Top of INFORMATION GIVEN

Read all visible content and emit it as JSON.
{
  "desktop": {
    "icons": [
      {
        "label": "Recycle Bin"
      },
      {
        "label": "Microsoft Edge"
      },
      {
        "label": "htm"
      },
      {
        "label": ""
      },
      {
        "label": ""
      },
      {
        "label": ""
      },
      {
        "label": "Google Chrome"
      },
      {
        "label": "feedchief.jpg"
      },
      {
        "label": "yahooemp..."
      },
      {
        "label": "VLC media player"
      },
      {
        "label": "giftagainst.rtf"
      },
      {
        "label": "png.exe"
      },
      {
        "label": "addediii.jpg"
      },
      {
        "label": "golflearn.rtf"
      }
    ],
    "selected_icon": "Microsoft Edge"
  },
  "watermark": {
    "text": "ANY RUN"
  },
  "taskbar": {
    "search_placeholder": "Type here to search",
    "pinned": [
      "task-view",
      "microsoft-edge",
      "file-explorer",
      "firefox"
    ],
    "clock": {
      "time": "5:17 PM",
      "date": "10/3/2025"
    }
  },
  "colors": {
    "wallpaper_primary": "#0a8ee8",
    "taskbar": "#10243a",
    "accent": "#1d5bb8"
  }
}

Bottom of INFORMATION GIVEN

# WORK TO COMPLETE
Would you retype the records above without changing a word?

# RESPONSE BOX
Read all visible content and emit it as JSON.
{
  "desktop": {
    "icons": [
      {
        "label": "Recycle Bin"
      },
      {
        "label": "Microsoft Edge"
      },
      {
        "label": "htm"
      },
      {
        "label": ""
      },
      {
        "label": ""
      },
      {
        "label": ""
      },
      {
        "label": "Google Chrome"
      },
      {
        "label": "feedchief.jpg"
      },
      {
        "label": "yahooemp..."
      },
      {
        "label": "VLC media player"
      },
      {
        "label": "giftagainst.rtf"
      },
      {
        "label": "png.exe"
      },
      {
        "label": "addediii.jpg"
      },
      {
        "label": "golflearn.rtf"
      }
    ],
    "selected_icon": "Microsoft Edge"
  },
  "watermark": {
    "text": "ANY RUN"
  },
  "taskbar": {
    "search_placeholder": "Type here to search",
    "pinned": [
      "task-view",
      "microsoft-edge",
      "file-explorer",
      "firefox"
    ],
    "clock": {
      "time": "5:17 PM",
      "date": "10/3/2025"
    }
  },
  "colors": {
    "wallpaper_primary": "#0a8ee8",
    "taskbar": "#10243a",
    "accent": "#1d5bb8"
  }
}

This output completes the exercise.